All Marketers are Snakes
I bought Seth Godin’s “All Marketers are Liars” last week and read it cover to cover in less than a week (a new record for me). It’s one of those books that just clicks with you instantly. You feel like a lot of what he is saying is obvious but taken as a whole, it tells a compelling story.
The timing of my reading was apt considering the sub-title is “The Power of Telling Authentic Stories in a Low-Trust World”. The recent attempt by some in the blogosphere to create a buzz around “Snakes on a Plane” (aka SOAP) was a perfect example of how to get it wrong. Many have commented that the viral marketing approach used to create a grassroots groundswell of good will about this movie was a failure considering the mediocre takings at the box-office on its opening weekend.
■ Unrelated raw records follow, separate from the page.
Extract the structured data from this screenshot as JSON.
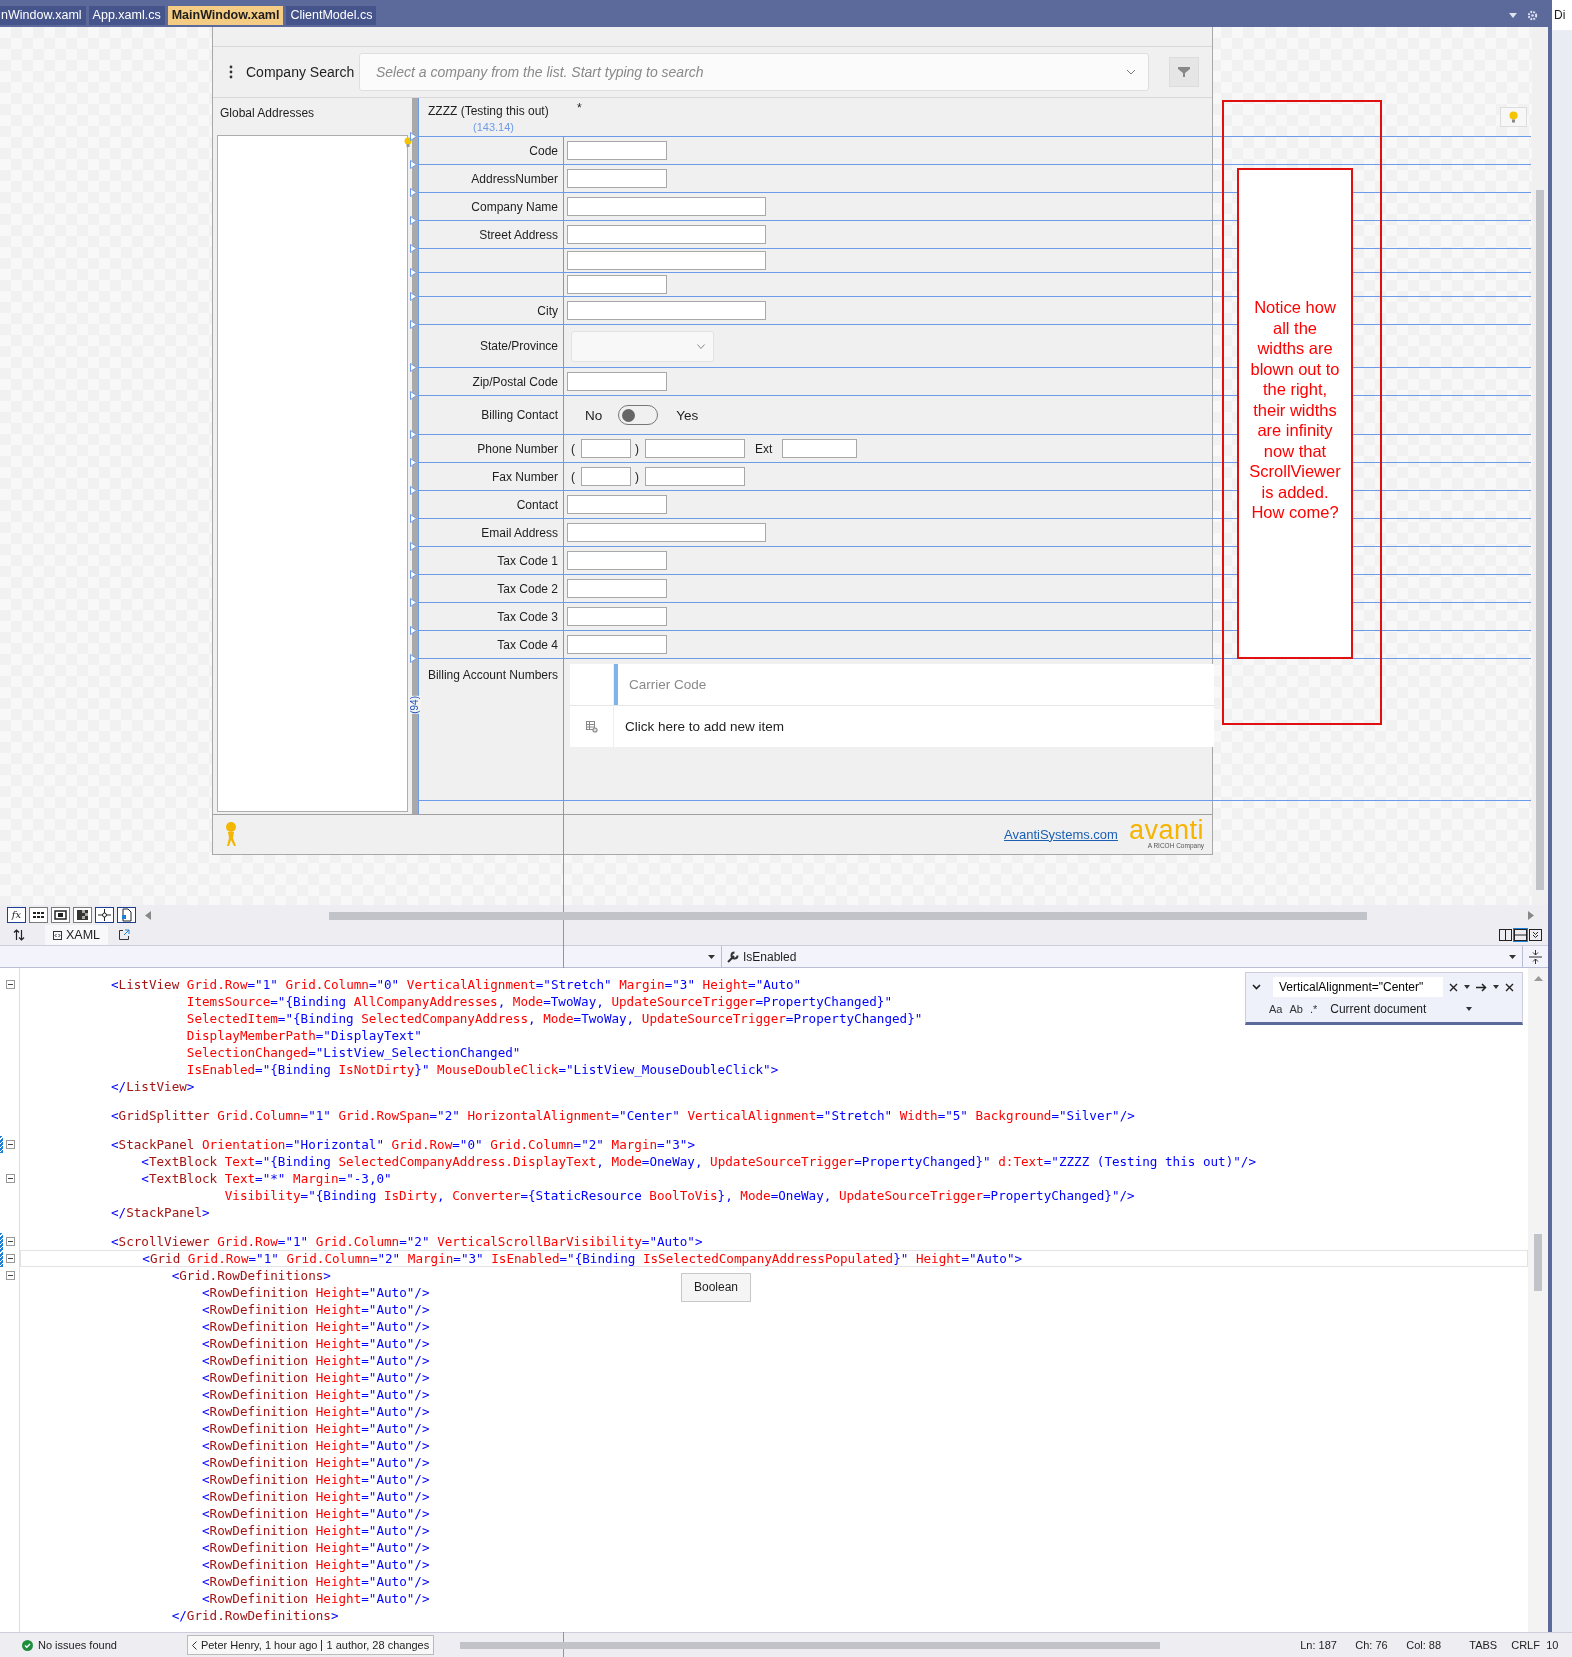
{
  "editor_tabs": [
    {
      "label": "nWindow.xaml",
      "selected": false
    },
    {
      "label": "App.xaml.cs",
      "selected": false
    },
    {
      "label": "MainWindow.xaml",
      "selected": true
    },
    {
      "label": "ClientModel.cs",
      "selected": false
    }
  ],
  "side_panel": {
    "title": "Di"
  },
  "preview": {
    "search": {
      "label": "Company Search",
      "placeholder": "Select a company from the list. Start typing to search"
    },
    "list_title": "Global Addresses",
    "header": {
      "title": "ZZZZ (Testing this out)",
      "dirty_mark": "*"
    },
    "width_adorner": "(143.14)",
    "height_adorner": "(94)",
    "fields": [
      {
        "kind": "text",
        "label": "Code",
        "wide": false
      },
      {
        "kind": "text",
        "label": "AddressNumber",
        "wide": false
      },
      {
        "kind": "text",
        "label": "Company Name",
        "wide": true
      },
      {
        "kind": "text",
        "label": "Street Address",
        "wide": true
      },
      {
        "kind": "text",
        "wide": true
      },
      {
        "kind": "text",
        "wide": false
      },
      {
        "kind": "text",
        "label": "City",
        "wide": true
      },
      {
        "kind": "combo",
        "label": "State/Province"
      },
      {
        "kind": "text",
        "label": "Zip/Postal Code",
        "wide": false
      },
      {
        "kind": "toggle",
        "label": "Billing Contact",
        "off_label": "No",
        "on_label": "Yes",
        "on": false
      },
      {
        "kind": "phone",
        "label": "Phone Number",
        "open": "(",
        "close": ")",
        "ext_label": "Ext"
      },
      {
        "kind": "phone",
        "label": "Fax Number",
        "open": "(",
        "close": ")"
      },
      {
        "kind": "text",
        "label": "Contact",
        "wide": false
      },
      {
        "kind": "text",
        "label": "Email Address",
        "wide": true
      },
      {
        "kind": "text",
        "label": "Tax Code 1",
        "wide": false
      },
      {
        "kind": "text",
        "label": "Tax Code 2",
        "wide": false
      },
      {
        "kind": "text",
        "label": "Tax Code 3",
        "wide": false
      },
      {
        "kind": "text",
        "label": "Tax Code 4",
        "wide": false
      },
      {
        "kind": "grid",
        "label": "Billing Account Numbers",
        "column": "Carrier Code",
        "add_row": "Click here to add new item"
      }
    ],
    "footer": {
      "link": "AvantiSystems.com",
      "logo": "avanti",
      "logo_tagline": "A RICOH Company"
    }
  },
  "annotation": {
    "text": "Notice how all the widths are blown out to the right, their widths are infinity now that ScrollViewer is added. How come?"
  },
  "designer_toolbar": {
    "formula_label": "fx"
  },
  "view_tab": {
    "label": "XAML"
  },
  "breadcrumb": {
    "member": "IsEnabled"
  },
  "editor": {
    "lines": [
      {
        "kind": "code",
        "text": "            <ListView Grid.Row=\"1\" Grid.Column=\"0\" VerticalAlignment=\"Stretch\" Margin=\"3\" Height=\"Auto\"",
        "fold": true,
        "changed": false,
        "current": false
      },
      {
        "kind": "code",
        "text": "                      ItemsSource=\"{Binding AllCompanyAddresses, Mode=TwoWay, UpdateSourceTrigger=PropertyChanged}\"",
        "fold": false,
        "changed": false,
        "current": false
      },
      {
        "kind": "code",
        "text": "                      SelectedItem=\"{Binding SelectedCompanyAddress, Mode=TwoWay, UpdateSourceTrigger=PropertyChanged}\"",
        "fold": false,
        "changed": false,
        "current": false
      },
      {
        "kind": "code",
        "text": "                      DisplayMemberPath=\"DisplayText\"",
        "fold": false,
        "changed": false,
        "current": false
      },
      {
        "kind": "code",
        "text": "                      SelectionChanged=\"ListView_SelectionChanged\"",
        "fold": false,
        "changed": false,
        "current": false
      },
      {
        "kind": "code",
        "text": "                      IsEnabled=\"{Binding IsNotDirty}\" MouseDoubleClick=\"ListView_MouseDoubleClick\">",
        "fold": false,
        "changed": false,
        "current": false
      },
      {
        "kind": "code",
        "text": "            </ListView>",
        "fold": false,
        "changed": false,
        "current": false
      },
      {
        "kind": "blank",
        "fold": false,
        "changed": false,
        "current": false
      },
      {
        "kind": "code",
        "text": "            <GridSplitter Grid.Column=\"1\" Grid.RowSpan=\"2\" HorizontalAlignment=\"Center\" VerticalAlignment=\"Stretch\" Width=\"5\" Background=\"Silver\"/>",
        "fold": false,
        "changed": false,
        "current": false
      },
      {
        "kind": "blank",
        "fold": false,
        "changed": false,
        "current": false
      },
      {
        "kind": "code",
        "text": "            <StackPanel Orientation=\"Horizontal\" Grid.Row=\"0\" Grid.Column=\"2\" Margin=\"3\">",
        "fold": true,
        "changed": true,
        "current": false
      },
      {
        "kind": "code",
        "text": "                <TextBlock Text=\"{Binding SelectedCompanyAddress.DisplayText, Mode=OneWay, UpdateSourceTrigger=PropertyChanged}\" d:Text=\"ZZZZ (Testing this out)\"/>",
        "fold": false,
        "changed": false,
        "current": false
      },
      {
        "kind": "code",
        "text": "                <TextBlock Text=\"*\" Margin=\"-3,0\"",
        "fold": true,
        "changed": false,
        "current": false
      },
      {
        "kind": "code",
        "text": "                           Visibility=\"{Binding IsDirty, Converter={StaticResource BoolToVis}, Mode=OneWay, UpdateSourceTrigger=PropertyChanged}\"/>",
        "fold": false,
        "changed": false,
        "current": false
      },
      {
        "kind": "code",
        "text": "            </StackPanel>",
        "fold": false,
        "changed": false,
        "current": false
      },
      {
        "kind": "blank",
        "fold": false,
        "changed": false,
        "current": false
      },
      {
        "kind": "code",
        "text": "            <ScrollViewer Grid.Row=\"1\" Grid.Column=\"2\" VerticalScrollBarVisibility=\"Auto\">",
        "fold": true,
        "changed": true,
        "current": false
      },
      {
        "kind": "code",
        "text": "                <Grid Grid.Row=\"1\" Grid.Column=\"2\" Margin=\"3\" IsEnabled=\"{Binding IsSelectedCompanyAddressPopulated}\" Height=\"Auto\">",
        "fold": true,
        "changed": true,
        "current": true
      },
      {
        "kind": "code",
        "text": "                    <Grid.RowDefinitions>",
        "fold": true,
        "changed": false,
        "current": false
      },
      {
        "kind": "code",
        "text": "                        <RowDefinition Height=\"Auto\"/>",
        "fold": false,
        "changed": false,
        "current": false
      },
      {
        "kind": "code",
        "text": "                        <RowDefinition Height=\"Auto\"/>",
        "fold": false,
        "changed": false,
        "current": false
      },
      {
        "kind": "code",
        "text": "                        <RowDefinition Height=\"Auto\"/>",
        "fold": false,
        "changed": false,
        "current": false
      },
      {
        "kind": "code",
        "text": "                        <RowDefinition Height=\"Auto\"/>",
        "fold": false,
        "changed": false,
        "current": false
      },
      {
        "kind": "code",
        "text": "                        <RowDefinition Height=\"Auto\"/>",
        "fold": false,
        "changed": false,
        "current": false
      },
      {
        "kind": "code",
        "text": "                        <RowDefinition Height=\"Auto\"/>",
        "fold": false,
        "changed": false,
        "current": false
      },
      {
        "kind": "code",
        "text": "                        <RowDefinition Height=\"Auto\"/>",
        "fold": false,
        "changed": false,
        "current": false
      },
      {
        "kind": "code",
        "text": "                        <RowDefinition Height=\"Auto\"/>",
        "fold": false,
        "changed": false,
        "current": false
      },
      {
        "kind": "code",
        "text": "                        <RowDefinition Height=\"Auto\"/>",
        "fold": false,
        "changed": false,
        "current": false
      },
      {
        "kind": "code",
        "text": "                        <RowDefinition Height=\"Auto\"/>",
        "fold": false,
        "changed": false,
        "current": false
      },
      {
        "kind": "code",
        "text": "                        <RowDefinition Height=\"Auto\"/>",
        "fold": false,
        "changed": false,
        "current": false
      },
      {
        "kind": "code",
        "text": "                        <RowDefinition Height=\"Auto\"/>",
        "fold": false,
        "changed": false,
        "current": false
      },
      {
        "kind": "code",
        "text": "                        <RowDefinition Height=\"Auto\"/>",
        "fold": false,
        "changed": false,
        "current": false
      },
      {
        "kind": "code",
        "text": "                        <RowDefinition Height=\"Auto\"/>",
        "fold": false,
        "changed": false,
        "current": false
      },
      {
        "kind": "code",
        "text": "                        <RowDefinition Height=\"Auto\"/>",
        "fold": false,
        "changed": false,
        "current": false
      },
      {
        "kind": "code",
        "text": "                        <RowDefinition Height=\"Auto\"/>",
        "fold": false,
        "changed": false,
        "current": false
      },
      {
        "kind": "code",
        "text": "                        <RowDefinition Height=\"Auto\"/>",
        "fold": false,
        "changed": false,
        "current": false
      },
      {
        "kind": "code",
        "text": "                        <RowDefinition Height=\"Auto\"/>",
        "fold": false,
        "changed": false,
        "current": false
      },
      {
        "kind": "code",
        "text": "                        <RowDefinition Height=\"Auto\"/>",
        "fold": false,
        "changed": false,
        "current": false
      },
      {
        "kind": "code",
        "text": "                    </Grid.RowDefinitions>",
        "fold": false,
        "changed": false,
        "current": false
      }
    ],
    "tooltip": "Boolean",
    "find": {
      "value": "VerticalAlignment=\"Center\"",
      "options": [
        "Aa",
        "Ab",
        ".*"
      ],
      "scope": "Current document"
    }
  },
  "status_bar": {
    "issues": "No issues found",
    "last_change": "Peter Henry, 1 hour ago",
    "authors": "1 author, 28 changes",
    "line": "Ln: 187",
    "char": "Ch: 76",
    "column": "Col: 88",
    "indent": "TABS",
    "line_ending": "CRLF",
    "zoom": "10"
  }
}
Those who were part of the alleged viral attempt still claim success, if by success you mean not generating much revenue. Seth himself made some good comments on the movie saying the best way to succeed is still to have a really great product.
But Seth’s book has got me in a different mind-set and the one thing I noted about the whole SOAP “campaign” was that I felt I was being played. At no point did this feel like genuine enthusiasm for a crappy B-movie. This was no bunch of teenagers hanging out in Bebo, it came across as a bunch of mature bloggers trying to prove a point. The louder they screeched, the more I avoided anything that even mentioned the movie. The failure was not just one of product quality, it was one of authenticity.
I’ve learned some simple powerful lessons from the book, particularly about framing stories to match world views and believing the story you are telling. This is a great book, worth reading even if you never intend to sell anything to anyone but want some good insights into the lies we all tell ourselves to make sense of our world.